Deadline week at the Capitol ended prematurely this week when reports of the "snow storm of the year" came out. The House rushed through committee work on Wednesday in order to send their people home before the storm hit on Thursday afternoon. The Senate followed suit with all but three committees, which decided to defy nature and finish up their work without forcing quick debate.
Bad things sometimes happen in the rush to get through the funnel. Bills and amendments are written in haste, and votes taken with promises that the legislation is "a work in progress." That means imperfect bills emerge from committees, whose main jobs are really to perfect the bills before they hit the floor. As you look through bills of interest, you might find some things that need to be changed with the surviving bills.
So as you look ahead at the next couple of weeks, legislators will be spending most of their time in floor debate, moving bills off their calendars and over to the other chamber for ongoing committee work. Amendments will be offered to perfect those imperfect bills, and get them fixed before moving on to the other chamber for ongoing discussion.
The next funnel deadline will be in just three short weeks - about 11 working days. Bills that want to continue their path to becoming law need to have passed the House or Senate, and be out of the other chamber's committee by Friday, March 14. After that date, only the Appropriations and Ways and Means Committees will continue to meet regularly, as bills coming out of those committees are considered funnel-proof.
Budget subcommittees are also wrapping up their work in the next week or two, with most discussions going on behind the scenes. The rumors of joint targets may be greatly exaggerated. Republicans controlling the House are concerned about the State Auditor's report that the Governor's proposed budget overspends by $144 million. Democrats that control the Senate say the state is sitting on nearly $1 billion in reserves and should use some of that to pay for much-needed infrastructure and other one-time investments.
So while leaders continue to work on a joint target, it may be mid-March when new revenue estimates are released before the two sides come together on a final budget number.In the meantime, budget subcommittee chairs are getting their budgets ready, making language changes, and setting priorities for funding. So now is the time to put the pressure on for your funding priorities.

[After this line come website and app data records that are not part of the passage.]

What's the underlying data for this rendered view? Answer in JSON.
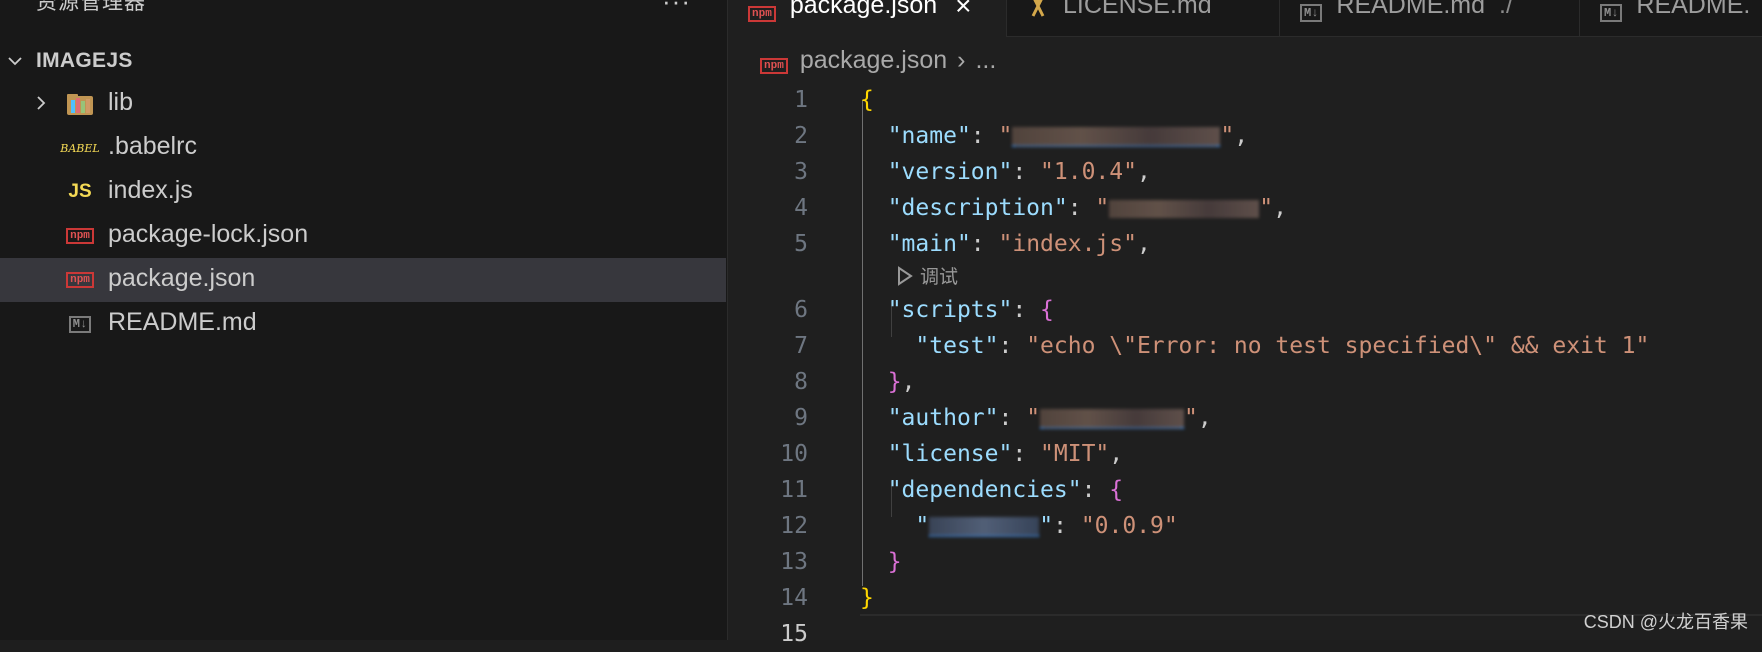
{
  "sidebar": {
    "title": "资源管理器",
    "more": "···",
    "section": "IMAGEJS",
    "items": [
      {
        "label": "lib",
        "icon": "folder-lib-icon",
        "type": "folder"
      },
      {
        "label": ".babelrc",
        "icon": "babel-icon",
        "icon_text": "BABEL"
      },
      {
        "label": "index.js",
        "icon": "javascript-icon",
        "icon_text": "JS"
      },
      {
        "label": "package-lock.json",
        "icon": "npm-icon",
        "icon_text": "npm"
      },
      {
        "label": "package.json",
        "icon": "npm-icon",
        "icon_text": "npm",
        "selected": true
      },
      {
        "label": "README.md",
        "icon": "markdown-icon",
        "icon_text": "M↓"
      }
    ]
  },
  "tabs": [
    {
      "label": "package.json",
      "icon": "npm-icon",
      "icon_text": "npm",
      "close": "×",
      "active": true
    },
    {
      "label": "LICENSE.md",
      "icon": "license-icon"
    },
    {
      "label": "README.md",
      "icon": "markdown-icon",
      "icon_text": "M↓",
      "description": "./"
    },
    {
      "label": "README.",
      "icon": "markdown-icon",
      "icon_text": "M↓"
    }
  ],
  "breadcrumb": {
    "file": "package.json",
    "icon_text": "npm",
    "sep": "›",
    "rest": "..."
  },
  "codelens": {
    "label": "调试"
  },
  "code": {
    "line_numbers": [
      "1",
      "2",
      "3",
      "4",
      "5",
      "6",
      "7",
      "8",
      "9",
      "10",
      "11",
      "12",
      "13",
      "14",
      "15"
    ],
    "open_brace": "{",
    "close_brace": "}",
    "keys": {
      "name": "\"name\"",
      "version": "\"version\"",
      "description": "\"description\"",
      "main": "\"main\"",
      "scripts": "\"scripts\"",
      "test": "\"test\"",
      "author": "\"author\"",
      "license": "\"license\"",
      "dependencies": "\"dependencies\""
    },
    "values": {
      "version": "\"1.0.4\"",
      "main": "\"index.js\"",
      "test": "\"echo \\\"Error: no test specified\\\" && exit 1\"",
      "license": "\"MIT\"",
      "dep_version": "\"0.0.9\""
    },
    "punct": {
      "colon": ": ",
      "comma": ",",
      "quote": "\""
    }
  },
  "watermark": "CSDN @火龙百香果",
  "colors": {
    "key": "#9cdcfe",
    "string": "#ce9178",
    "brace1": "#ffd700",
    "brace2": "#da70d6",
    "selected_row": "#37373d"
  }
}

While this year is largely just a "budget year," due to the passage of so many broad policy initiatives last session, there are a few policy questions the Legislature is attempting to address this session. Among those policy issues would be the future of the Iowa Juvenile Home / State Training School for Girls, making texting while driving a primary offense (meaning you can be pulled over for doing it) and anti-bullying legislation. There are also a number of bills dealing with guns, abortion, minimum wage and other hot-button issues, most of which will probably pass one chamber of the Legislature but die in the other chamber.